The last time Starbucks saw a decrease in same-store sales was 11 years ago.
Not surprisingly, Starbucks’ results for this past quarter weren’t impressive. Just as for the economy as a whole, things haven’t been this gloomy since 2009.
Around 50% of Starbucks' locations are closed in the US. The coffee giant managed a profit of $328 million, but revenue was down 5% from this time last year.
Don’t delete your Starbucks app just yet, though. Same-store sales and revenue don’t tell the whole story. The fact that Starbucks is selling anything at all is thanks to investments they made well before this crisis. Drive-thrus, mobile ordering, and even pickup-only stores have all been added to the ways you can get your tall latte (extra hot, almond milk).

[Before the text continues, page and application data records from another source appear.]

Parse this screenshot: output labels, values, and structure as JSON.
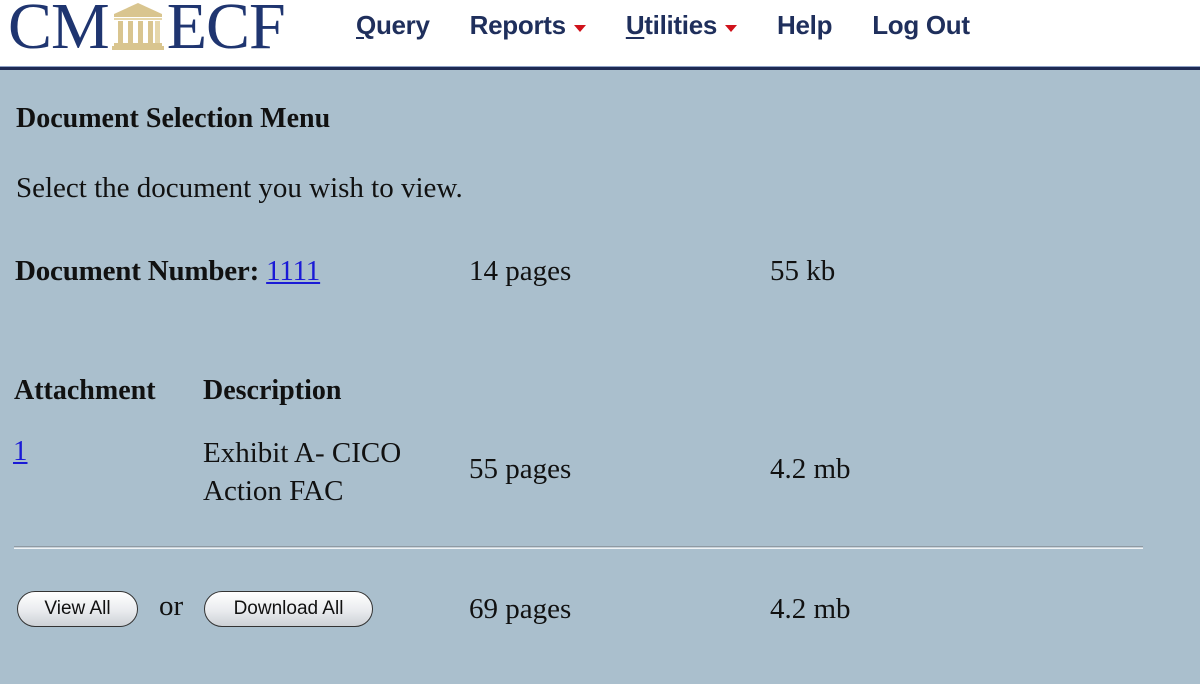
{
  "header": {
    "logo": {
      "left_text": "CM",
      "right_text": "ECF",
      "icon": "courthouse-icon"
    },
    "logo_colors": {
      "text": "#1f3570",
      "icon": "#d9c58f"
    },
    "nav": [
      {
        "label": "Query",
        "underline_char": "Q",
        "rest": "uery",
        "dropdown": false
      },
      {
        "label": "Reports",
        "dropdown": true
      },
      {
        "label": "Utilities",
        "underline_char": "U",
        "rest": "tilities",
        "dropdown": true
      },
      {
        "label": "Help",
        "dropdown": false
      },
      {
        "label": "Log Out",
        "dropdown": false
      }
    ],
    "dropdown_caret_color": "#d0121b"
  },
  "main": {
    "title": "Document Selection Menu",
    "instructions": "Select the document you wish to view.",
    "document": {
      "label": "Document Number:",
      "number": "1111",
      "pages": "14 pages",
      "size": "55 kb"
    },
    "table": {
      "headers": [
        "Attachment",
        "Description"
      ],
      "rows": [
        {
          "attachment": "1",
          "description_line1": "Exhibit A- CICO",
          "description_line2": "Action FAC",
          "pages": "55 pages",
          "size": "4.2 mb"
        }
      ]
    },
    "actions": {
      "view_all_label": "View All",
      "or_text": "or",
      "download_all_label": "Download All",
      "total_pages": "69 pages",
      "total_size": "4.2 mb"
    }
  },
  "colors": {
    "background": "#aabfcd",
    "header_rule": "#1e2a54",
    "link": "#1a1ad6"
  }
}
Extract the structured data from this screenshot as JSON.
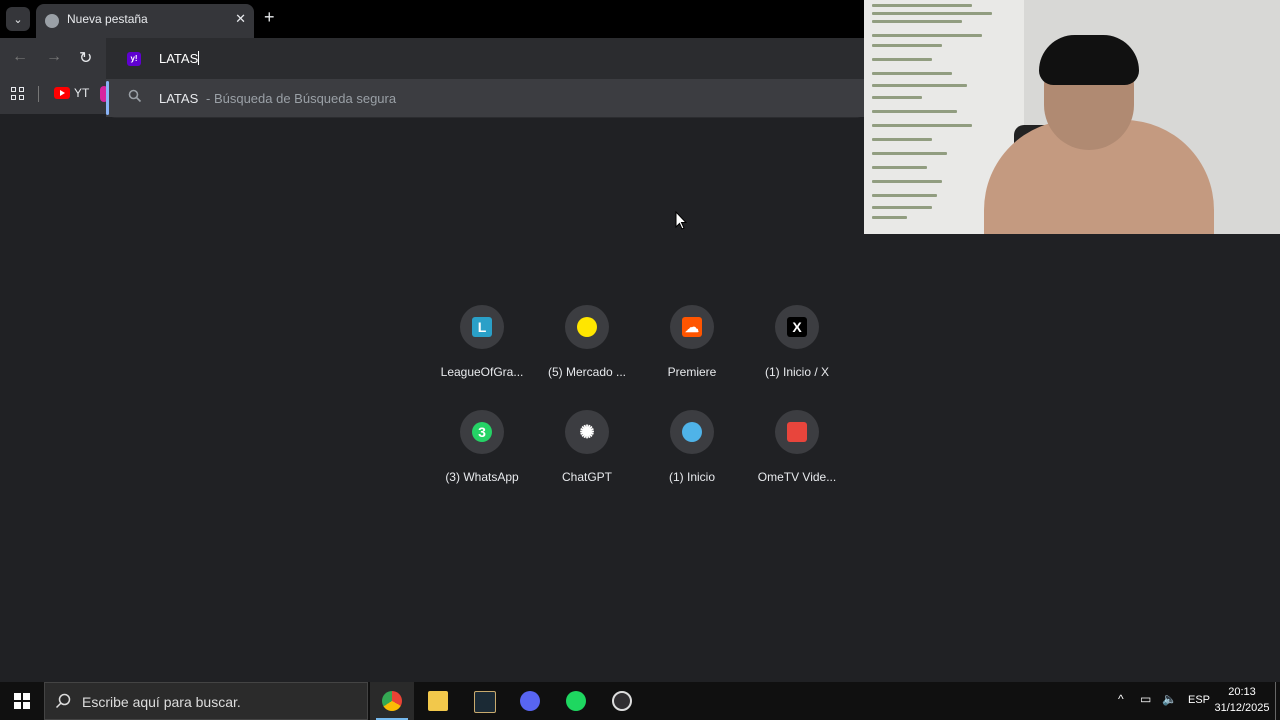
{
  "browser": {
    "tab": {
      "title": "Nueva pestaña"
    },
    "omnibox": {
      "text": "LATAS",
      "engine_badge": "y!",
      "suggestion": {
        "query": "LATAS",
        "description": " - Búsqueda de Búsqueda segura"
      }
    },
    "bookmarks": [
      {
        "label": "YT"
      }
    ]
  },
  "shortcuts": [
    {
      "label": "LeagueOfGra...",
      "glyph": "L",
      "color": "#2aa0c8"
    },
    {
      "label": "(5) Mercado ...",
      "glyph": "",
      "color": "#ffe600"
    },
    {
      "label": "Premiere",
      "glyph": "",
      "color": "#ff5500"
    },
    {
      "label": "(1) Inicio / X",
      "glyph": "X",
      "color": "#000000"
    },
    {
      "label": "(3) WhatsApp",
      "glyph": "3",
      "color": "#25d366"
    },
    {
      "label": "ChatGPT",
      "glyph": "",
      "color": "#ffffff"
    },
    {
      "label": "(1) Inicio",
      "glyph": "",
      "color": "#4fb3e8"
    },
    {
      "label": "OmeTV Vide...",
      "glyph": "",
      "color": "#e8453c"
    }
  ],
  "taskbar": {
    "search_placeholder": "Escribe aquí para buscar.",
    "language": "ESP",
    "time": "20:13",
    "date": "31/12/2025"
  }
}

The company should also be applauded for how it has treated its employees. The transition had some rough spots, but Starbucks has avoided mass layoffs and furlough programs. It has even found a way to offer benefits such as paying some workers to quarantine and extra pay for those who are going into work.
Investors seem to have noticed these reasons for optimism. In normal times, such results would have sent the share price tumbling. But Starbucks saw only a small drop, around 1%, in their stock price.
This does not mean that every business that made smart investments will see rewards for that in times of crisis. Many will be less lucky during the pandemic, even if they have made excellent business decisions leading up to it. That said, taking care of employees and having a compelling vision for the future doesn’t hurt, as Starbucks’ current situation shows.